log-sealing-cabin

I did get out for an hour or two of row-trolling, but didn’t manage any bites.  It’s a bit sad because usually this is my favorite time of year to fish, but there have just been too many other things going on this year.  I did get the top picture above of the lake in the early morning behind the rowboat.  I love the look of a still lake in the morning.

I have found a great use for Powershell in my daily DBA tasks.  I use it to create an Excel workbook each day with various health checks on my SQL Servers.  It is great to look in a single workbook and see all the potential issues across all the servers highlighted.  I have also begun to add my Oracle servers to the same process.  In this post I’m going to share the basics for connecting to SQL Server.  The next post will do the same for Oracle, and the final post in this series will show my full script for creating the workbook.

#Load the dll that contains the SQL Server objects. 
[System.Reflection.Assembly]::LoadWithPartialName('Microsoft.SqlServer.SMO') | out-null 
#Create the SQL Server instance.  This will be the domain name of the server 
$instance = mySQLServer 
$srv = New-Object ('Microsoft.SqlServer.Management.Smo.Server') $instance

It’s that easy.  Now within the SQL Server, I can reference different areas I may want to monitor:

#SQL Agent jobs 
$jobs=$srv.JobServer.Jobs 

#Databases 
$dbs = $srv.Databases 
#Loop through each database 
ForEach ($db in $dbs) 
{ 
#Database Name 
$db.Name 
#Last backup date 
$db.LastBackupDate 
}

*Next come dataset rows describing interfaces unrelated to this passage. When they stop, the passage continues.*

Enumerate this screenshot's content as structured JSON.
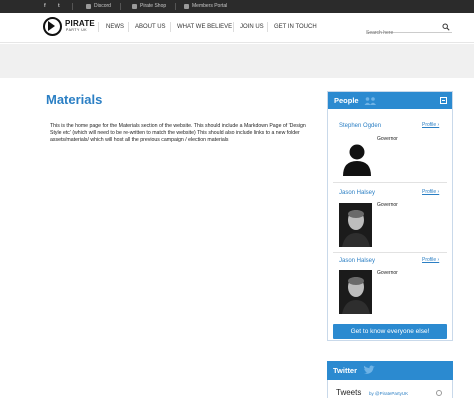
{
  "topbar": {
    "social_f": "f",
    "social_t": "t",
    "discord": "Discord",
    "shop": "Pirate Shop",
    "members": "Members Portal"
  },
  "logo": {
    "name": "PIRATE",
    "sub": "PARTY UK"
  },
  "nav": {
    "items": [
      "NEWS",
      "ABOUT US",
      "WHAT WE BELIEVE",
      "JOIN US",
      "GET IN TOUCH"
    ],
    "search_placeholder": "Search here"
  },
  "page": {
    "title": "Materials",
    "body": "This is the home page for the Materials section of the website. This should include a Markdown Page of 'Design Style etc' (which will need to be re-written to match the website) This should also include links to a new folder assets/materials/ which will host all the previous campaign / election materials"
  },
  "people_panel": {
    "title": "People",
    "people": [
      {
        "name": "Stephen Ogden",
        "role": "Governor",
        "link": "Profile ›",
        "photo": "silhouette"
      },
      {
        "name": "Jason Halsey",
        "role": "Governor",
        "link": "Profile ›",
        "photo": "portrait"
      },
      {
        "name": "Jason Halsey",
        "role": "Governor",
        "link": "Profile ›",
        "photo": "portrait"
      }
    ],
    "cta": "Get to know everyone else!"
  },
  "twitter_panel": {
    "title": "Twitter",
    "tweets_label": "Tweets",
    "tweets_by": "by @PiratePartyUK"
  },
  "colors": {
    "accent": "#2b8ad0",
    "link": "#2b7fc4",
    "topbar": "#2b2b2b",
    "banner": "#f0f0f0"
  }
}
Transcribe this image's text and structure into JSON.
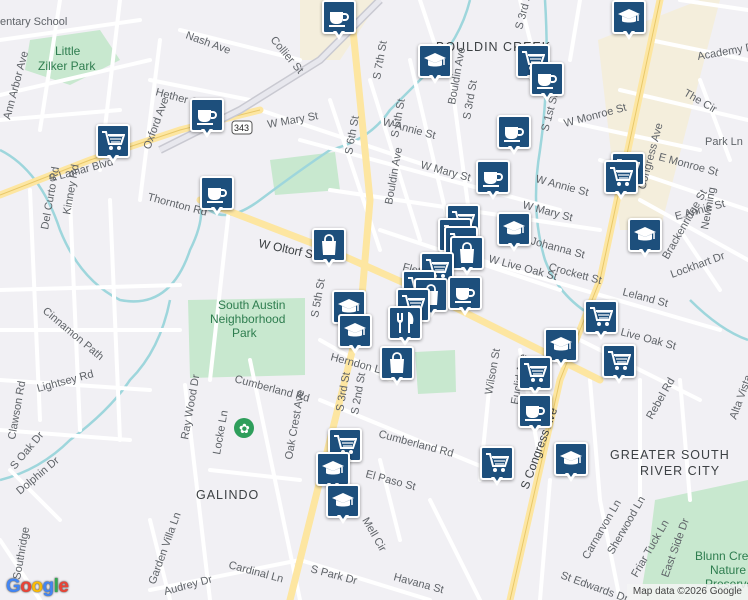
{
  "map": {
    "attribution": "Map data ©2026 Google",
    "logo_text": "Google"
  },
  "area_labels": [
    "BOULDIN CREEK",
    "GREATER SOUTH",
    "RIVER CITY",
    "GALINDO"
  ],
  "park_labels": [
    "Little",
    "Zilker Park",
    "South Austin",
    "Neighborhood",
    "Park",
    "Blunn Creek",
    "Nature",
    "Preserve"
  ],
  "street_labels": [
    "entary School",
    "Nash Ave",
    "Collier St",
    "Hether St",
    "Oxford Ave",
    "Kinney Ave",
    "W Mary St",
    "S Lamar Blvd",
    "343",
    "Kinney Rd",
    "Del Curto Rd",
    "Thornton Rd",
    "W Oltorf St",
    "S 5th St",
    "Cinnamon Path",
    "Lightsey Rd",
    "Clawson Rd",
    "S Oak Dr",
    "Dolphin Dr",
    "Southridge",
    "Ray Wood Dr",
    "Locke Ln",
    "Oak Crest Ave",
    "S 3rd St",
    "S 2nd St",
    "Herndon Ln",
    "Cumberland Rd",
    "Cumberland Rd",
    "El Paso St",
    "Mell Cir",
    "Garden Villa Ln",
    "Audrey Dr",
    "Cardinal Ln",
    "S Park Dr",
    "Havana St",
    "St Edwards Dr",
    "S 7th St",
    "S 6th St",
    "S 5th St",
    "Bouldin Ave",
    "S 3rd St",
    "W Annie St",
    "W Mary St",
    "W Monroe St",
    "S 1st St",
    "W Annie St",
    "W Mary St",
    "Johanna St",
    "W Live Oak St",
    "Crockett St",
    "Leland St",
    "Live Oak St",
    "Wilson St",
    "Euclid Ave",
    "S Congress Ave",
    "Rebel Rd",
    "E Monroe St",
    "E Annie St",
    "Lockhart Dr",
    "Brackenridge St",
    "Newning",
    "Park Ln",
    "The Cir",
    "Academy Dr",
    "Carnarvon Ln",
    "Sherwood Ln",
    "Friar Tuck Ln",
    "East Side Dr",
    "Alta Vista",
    "Ann Arbor Ave",
    "Fletcher St",
    "S 3rd St",
    "Congress Ave"
  ],
  "poi_icons": [
    {
      "type": "cafe",
      "icon": "coffee-cup-icon"
    },
    {
      "type": "school",
      "icon": "graduation-cap-icon"
    },
    {
      "type": "grocery",
      "icon": "shopping-cart-icon"
    },
    {
      "type": "shopping",
      "icon": "shopping-bag-icon"
    },
    {
      "type": "restaurant",
      "icon": "fork-knife-icon"
    }
  ]
}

Stay tuned for my next post which will show how to connect to and query Oracle database.  The final post in this series will show how to use the above script to create an Excel workbook that gives an awesome summary of the health of my SQL Server databases and Oracle databases.